Stored entries:
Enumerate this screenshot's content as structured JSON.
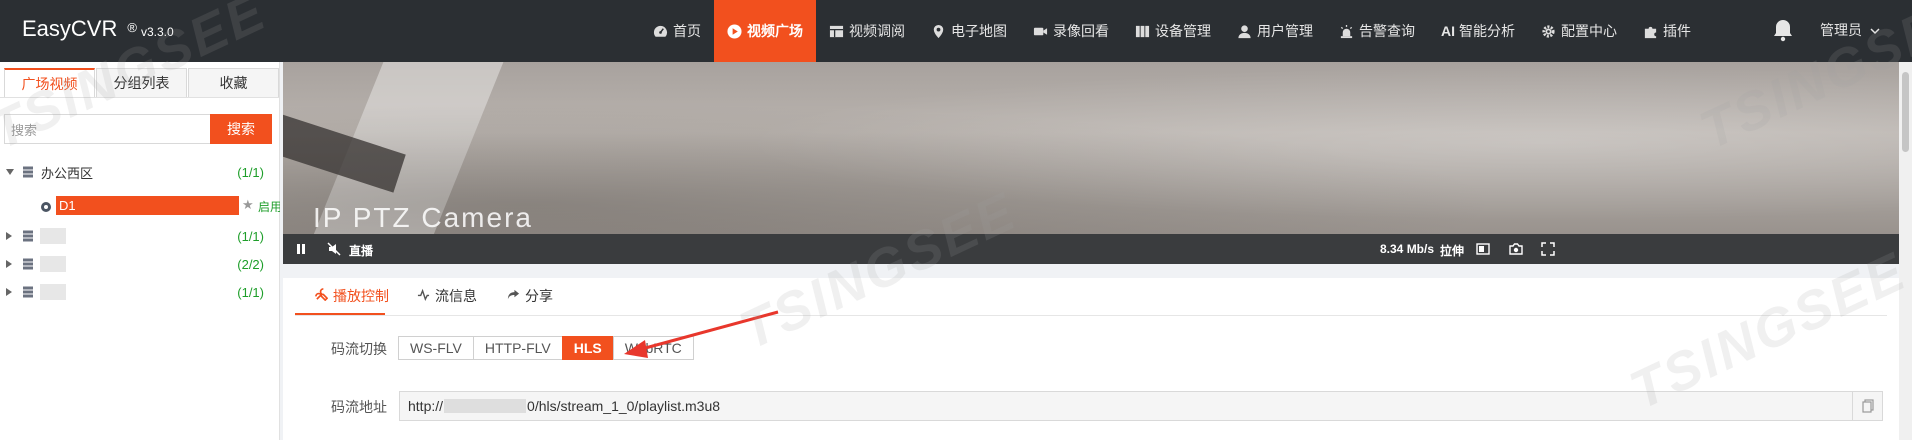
{
  "app": {
    "name": "EasyCVR",
    "reg": "®",
    "version": "v3.3.0"
  },
  "nav": {
    "items": [
      {
        "label": "首页",
        "icon": "dashboard-icon"
      },
      {
        "label": "视频广场",
        "icon": "play-circle-icon",
        "active": true
      },
      {
        "label": "视频调阅",
        "icon": "table-icon"
      },
      {
        "label": "电子地图",
        "icon": "map-pin-icon"
      },
      {
        "label": "录像回看",
        "icon": "video-camera-icon"
      },
      {
        "label": "设备管理",
        "icon": "server-icon"
      },
      {
        "label": "用户管理",
        "icon": "user-icon"
      },
      {
        "label": "告警查询",
        "icon": "siren-icon"
      },
      {
        "label": "智能分析",
        "icon": "ai-icon",
        "prefix": "AI"
      },
      {
        "label": "配置中心",
        "icon": "gear-icon"
      },
      {
        "label": "插件",
        "icon": "puzzle-icon"
      }
    ],
    "user": "管理员"
  },
  "sidebar": {
    "tabs": [
      "广场视频",
      "分组列表",
      "收藏"
    ],
    "search_placeholder": "搜索",
    "search_button": "搜索",
    "groups": [
      {
        "label": "办公西区",
        "count": "(1/1)",
        "expanded": true
      },
      {
        "label": "",
        "count": "(1/1)"
      },
      {
        "label": "",
        "count": "(2/2)"
      },
      {
        "label": "",
        "count": "(1/1)"
      }
    ],
    "camera": {
      "label": "D1",
      "status": "启用"
    }
  },
  "video": {
    "overlay_text": "IP PTZ Camera",
    "live_label": "直播",
    "bitrate": "8.34 Mb/s",
    "stretch_label": "拉伸"
  },
  "panel": {
    "tabs": [
      {
        "label": "播放控制",
        "icon": "tools-icon",
        "active": true
      },
      {
        "label": "流信息",
        "icon": "pulse-icon"
      },
      {
        "label": "分享",
        "icon": "share-icon"
      }
    ],
    "stream_switch_label": "码流切换",
    "stream_options": [
      "WS-FLV",
      "HTTP-FLV",
      "HLS",
      "WebRTC"
    ],
    "stream_selected": "HLS",
    "stream_url_label": "码流地址",
    "stream_url_prefix": "http://",
    "stream_url_suffix": "0/hls/stream_1_0/playlist.m3u8"
  },
  "watermark": "TSINGSEE",
  "colors": {
    "accent": "#f2501e",
    "topbar": "#2b2f33",
    "online": "#1e9e2a"
  }
}
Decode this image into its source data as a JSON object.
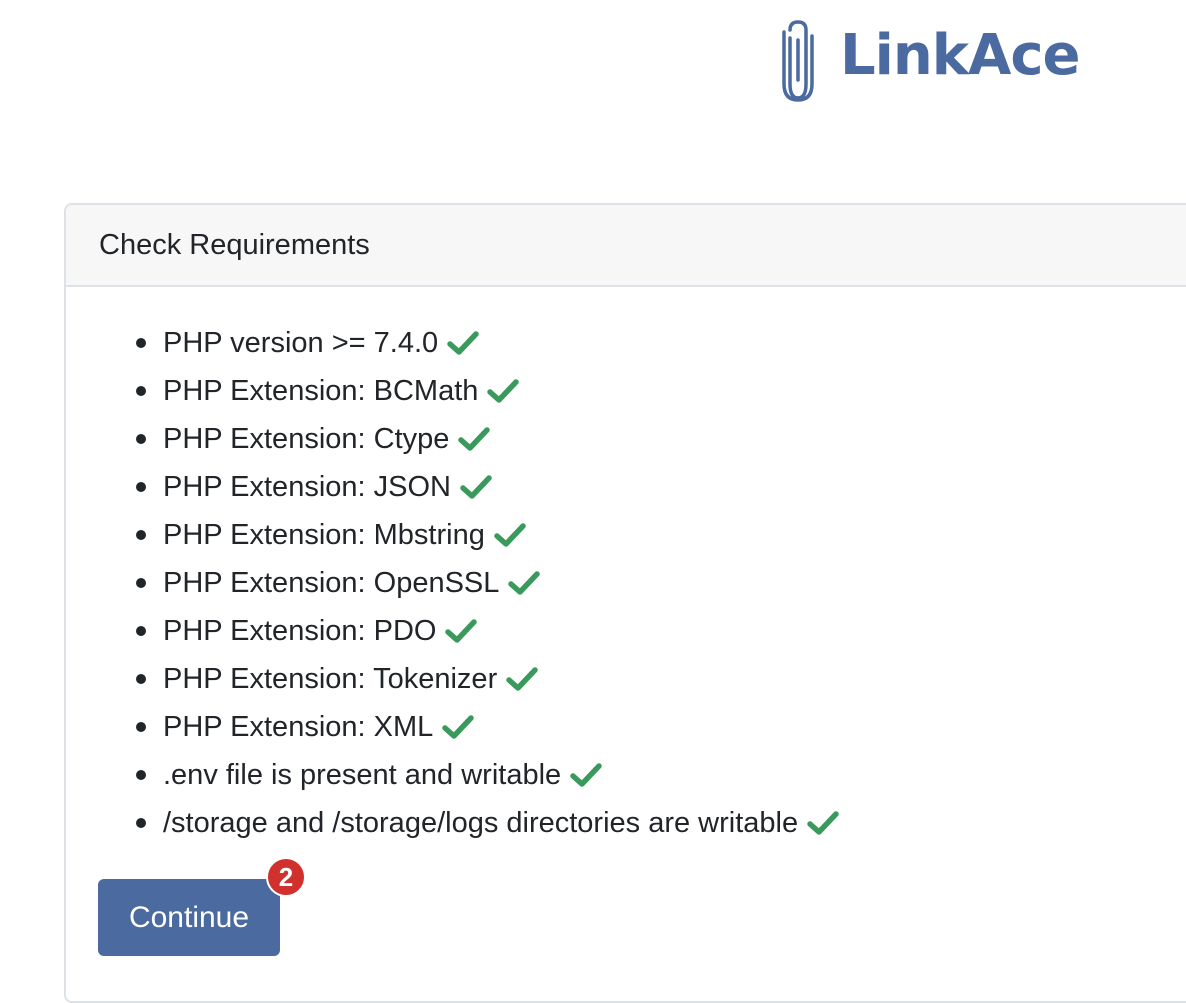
{
  "app": {
    "logo_text": "LinkAce",
    "logo_icon": "paperclip-icon",
    "brand_color": "#4a6aa0"
  },
  "card": {
    "title": "Check Requirements",
    "requirements": [
      {
        "label": "PHP version >= 7.4.0",
        "status": "passed",
        "icon": "check-icon"
      },
      {
        "label": "PHP Extension: BCMath",
        "status": "passed",
        "icon": "check-icon"
      },
      {
        "label": "PHP Extension: Ctype",
        "status": "passed",
        "icon": "check-icon"
      },
      {
        "label": "PHP Extension: JSON",
        "status": "passed",
        "icon": "check-icon"
      },
      {
        "label": "PHP Extension: Mbstring",
        "status": "passed",
        "icon": "check-icon"
      },
      {
        "label": "PHP Extension: OpenSSL",
        "status": "passed",
        "icon": "check-icon"
      },
      {
        "label": "PHP Extension: PDO",
        "status": "passed",
        "icon": "check-icon"
      },
      {
        "label": "PHP Extension: Tokenizer",
        "status": "passed",
        "icon": "check-icon"
      },
      {
        "label": "PHP Extension: XML",
        "status": "passed",
        "icon": "check-icon"
      },
      {
        "label": ".env file is present and writable",
        "status": "passed",
        "icon": "check-icon"
      },
      {
        "label": "/storage and /storage/logs directories are writable",
        "status": "passed",
        "icon": "check-icon"
      }
    ],
    "check_color": "#3a9a5b"
  },
  "actions": {
    "continue_label": "Continue",
    "badge_count": "2",
    "badge_color": "#d0312d"
  }
}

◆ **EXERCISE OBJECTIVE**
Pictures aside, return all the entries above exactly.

◆ **REPLY**
Enumerate this screenshot's content as structured JSON.
{
  "app": {
    "name": "EasyCVR",
    "reg": "®",
    "version": "v3.3.0"
  },
  "nav": {
    "items": [
      {
        "label": "首页",
        "icon": "dashboard-icon"
      },
      {
        "label": "视频广场",
        "icon": "play-circle-icon",
        "active": true
      },
      {
        "label": "视频调阅",
        "icon": "table-icon"
      },
      {
        "label": "电子地图",
        "icon": "map-pin-icon"
      },
      {
        "label": "录像回看",
        "icon": "video-camera-icon"
      },
      {
        "label": "设备管理",
        "icon": "server-icon"
      },
      {
        "label": "用户管理",
        "icon": "user-icon"
      },
      {
        "label": "告警查询",
        "icon": "siren-icon"
      },
      {
        "label": "智能分析",
        "icon": "ai-icon",
        "prefix": "AI"
      },
      {
        "label": "配置中心",
        "icon": "gear-icon"
      },
      {
        "label": "插件",
        "icon": "puzzle-icon"
      }
    ],
    "user": "管理员"
  },
  "sidebar": {
    "tabs": [
      "广场视频",
      "分组列表",
      "收藏"
    ],
    "search_placeholder": "搜索",
    "search_button": "搜索",
    "groups": [
      {
        "label": "办公西区",
        "count": "(1/1)",
        "expanded": true
      },
      {
        "label": "",
        "count": "(1/1)"
      },
      {
        "label": "",
        "count": "(2/2)"
      },
      {
        "label": "",
        "count": "(1/1)"
      }
    ],
    "camera": {
      "label": "D1",
      "status": "启用"
    }
  },
  "video": {
    "overlay_text": "IP PTZ Camera",
    "live_label": "直播",
    "bitrate": "8.34 Mb/s",
    "stretch_label": "拉伸"
  },
  "panel": {
    "tabs": [
      {
        "label": "播放控制",
        "icon": "tools-icon",
        "active": true
      },
      {
        "label": "流信息",
        "icon": "pulse-icon"
      },
      {
        "label": "分享",
        "icon": "share-icon"
      }
    ],
    "stream_switch_label": "码流切换",
    "stream_options": [
      "WS-FLV",
      "HTTP-FLV",
      "HLS",
      "WebRTC"
    ],
    "stream_selected": "HLS",
    "stream_url_label": "码流地址",
    "stream_url_prefix": "http://",
    "stream_url_suffix": "0/hls/stream_1_0/playlist.m3u8"
  },
  "watermark": "TSINGSEE",
  "colors": {
    "accent": "#f2501e",
    "topbar": "#2b2f33",
    "online": "#1e9e2a"
  }
}
Decode this image into its source data as a JSON object.
{
  "app": {
    "logo_text": "LinkAce",
    "logo_icon": "paperclip-icon",
    "brand_color": "#4a6aa0"
  },
  "card": {
    "title": "Check Requirements",
    "requirements": [
      {
        "label": "PHP version >= 7.4.0",
        "status": "passed",
        "icon": "check-icon"
      },
      {
        "label": "PHP Extension: BCMath",
        "status": "passed",
        "icon": "check-icon"
      },
      {
        "label": "PHP Extension: Ctype",
        "status": "passed",
        "icon": "check-icon"
      },
      {
        "label": "PHP Extension: JSON",
        "status": "passed",
        "icon": "check-icon"
      },
      {
        "label": "PHP Extension: Mbstring",
        "status": "passed",
        "icon": "check-icon"
      },
      {
        "label": "PHP Extension: OpenSSL",
        "status": "passed",
        "icon": "check-icon"
      },
      {
        "label": "PHP Extension: PDO",
        "status": "passed",
        "icon": "check-icon"
      },
      {
        "label": "PHP Extension: Tokenizer",
        "status": "passed",
        "icon": "check-icon"
      },
      {
        "label": "PHP Extension: XML",
        "status": "passed",
        "icon": "check-icon"
      },
      {
        "label": ".env file is present and writable",
        "status": "passed",
        "icon": "check-icon"
      },
      {
        "label": "/storage and /storage/logs directories are writable",
        "status": "passed",
        "icon": "check-icon"
      }
    ],
    "check_color": "#3a9a5b"
  },
  "actions": {
    "continue_label": "Continue",
    "badge_count": "2",
    "badge_color": "#d0312d"
  }
}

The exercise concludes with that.